Some nerve cells in the inner ear can signal tissue damage in a way similar to pain-sensing nerve cells in the body, according to new research from Johns Hopkins.
It takes a lot of nerve: Scientists make cells to aid peripheral nerve repair
Peripheral nerve injuries, such as those resulting from neuropathies, physical trauma or surgery, are common and can cause partial or complete loss of nerve function and a reduced quality of life.
Nerve cells use each other as maps
When nerve cells form in an embryo they have to be guided to their final position by navigating a kind of molecular and cellular 'map' in order to function properly.
What hundreds of biomolecules tell us about our nerve cells
Researchers at the Luxembourg Centre for Systems Biomedicine, of the University of Luxembourg, have, under Dr.

Related Nerve Cells Reading:

Best Science Podcasts 2019

We have hand picked the best science podcasts for 2019. Sit back and enjoy new science podcasts updated daily from your favorite science news services and scientists.
Now Playing: TED Radio Hour

Do animals grieve? Do they have language or consciousness? For a long time, scientists resisted the urge to look for human qualities in animals. This hour, TED speakers explore how that is changing. Guests include biological anthropologist Barbara King, dolphin researcher Denise Herzing, primatologist Frans de Waal, and ecologist Carl Safina.
Now Playing: Science for the People

#532 A Class Conversation
This week we take a look at the sociology of class. What factors create and impact class? How do we try and study it? How does class play out differently in different countries like the US and the UK? How does it impact the political system?
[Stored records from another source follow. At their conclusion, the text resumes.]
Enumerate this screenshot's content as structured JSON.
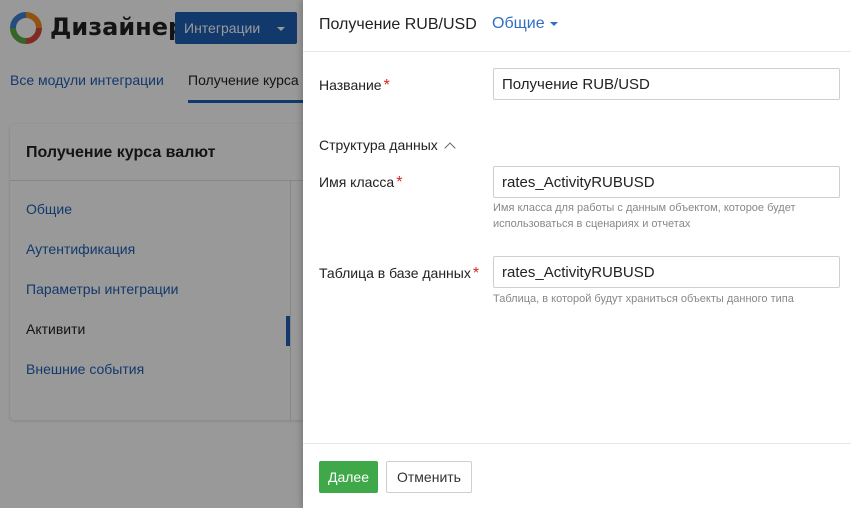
{
  "app": {
    "title": "Дизайнер",
    "integrations_button": "Интеграции"
  },
  "tabs": [
    "Все модули интеграции",
    "Получение курса"
  ],
  "card": {
    "title": "Получение курса валют",
    "menu": [
      "Общие",
      "Аутентификация",
      "Параметры интеграции",
      "Активити",
      "Внешние события"
    ],
    "active_index": 3
  },
  "panel": {
    "title": "Получение RUB/USD",
    "section_selector": "Общие",
    "fields": {
      "name": {
        "label": "Название",
        "value": "Получение RUB/USD"
      },
      "structure_label": "Структура данных",
      "class_name": {
        "label": "Имя класса",
        "value": "rates_ActivityRUBUSD",
        "hint": "Имя класса для работы с данным объектом, которое будет использоваться в сценариях и отчетах"
      },
      "table": {
        "label": "Таблица в базе данных",
        "value": "rates_ActivityRUBUSD",
        "hint": "Таблица, в которой будут храниться объекты данного типа"
      }
    },
    "footer": {
      "next": "Далее",
      "cancel": "Отменить"
    }
  },
  "colors": {
    "primary_blue": "#1f5fb5",
    "link_blue": "#2f6fc5",
    "success_green": "#3fa849",
    "required_red": "#e02020"
  },
  "icons": {
    "logo": "logo-ring-icon",
    "caret": "caret-down-icon",
    "collapse": "chevron-up-icon"
  }
}
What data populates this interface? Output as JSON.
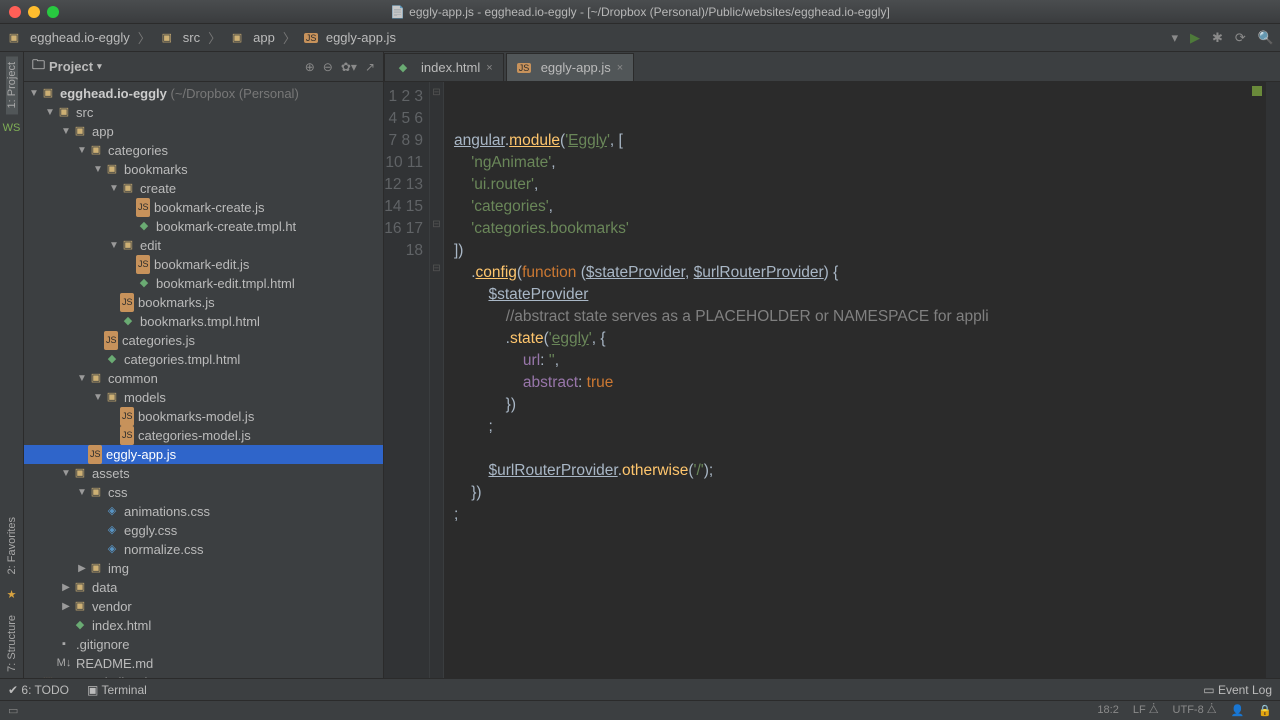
{
  "title": "eggly-app.js - egghead.io-eggly - [~/Dropbox (Personal)/Public/websites/egghead.io-eggly]",
  "breadcrumb": [
    "egghead.io-eggly",
    "src",
    "app",
    "eggly-app.js"
  ],
  "panel_label": "Project",
  "left_rail": {
    "project": "1: Project",
    "favorites": "2: Favorites",
    "structure": "7: Structure"
  },
  "tree": {
    "root": "egghead.io-eggly",
    "root_hint": "(~/Dropbox (Personal)",
    "src": "src",
    "app": "app",
    "categories": "categories",
    "bookmarks": "bookmarks",
    "create": "create",
    "create_js": "bookmark-create.js",
    "create_tmpl": "bookmark-create.tmpl.ht",
    "edit": "edit",
    "edit_js": "bookmark-edit.js",
    "edit_tmpl": "bookmark-edit.tmpl.html",
    "bookmarks_js": "bookmarks.js",
    "bookmarks_tmpl": "bookmarks.tmpl.html",
    "categories_js": "categories.js",
    "categories_tmpl": "categories.tmpl.html",
    "common": "common",
    "models": "models",
    "bm_model": "bookmarks-model.js",
    "cat_model": "categories-model.js",
    "eggly_app": "eggly-app.js",
    "assets": "assets",
    "css": "css",
    "anim": "animations.css",
    "egglycss": "eggly.css",
    "norm": "normalize.css",
    "img": "img",
    "data": "data",
    "vendor": "vendor",
    "indexhtml": "index.html",
    "gitignore": ".gitignore",
    "readme": "README.md",
    "extlib": "External Libraries"
  },
  "tabs": [
    {
      "label": "index.html",
      "icon": "html"
    },
    {
      "label": "eggly-app.js",
      "icon": "js"
    }
  ],
  "code_lines": 18,
  "bottombar": {
    "todo": "6: TODO",
    "terminal": "Terminal",
    "eventlog": "Event Log"
  },
  "status": {
    "pos": "18:2",
    "lf": "LF",
    "enc": "UTF-8",
    "insp": "⎋"
  },
  "chart_data": null
}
We talk with Daniel Laurison, Assistant Professor of Sociology at Swarthmore College and coauthor of the book "The Class Ceiling: Why it Pays to be Privileged", about class and its impacts on people and our systems.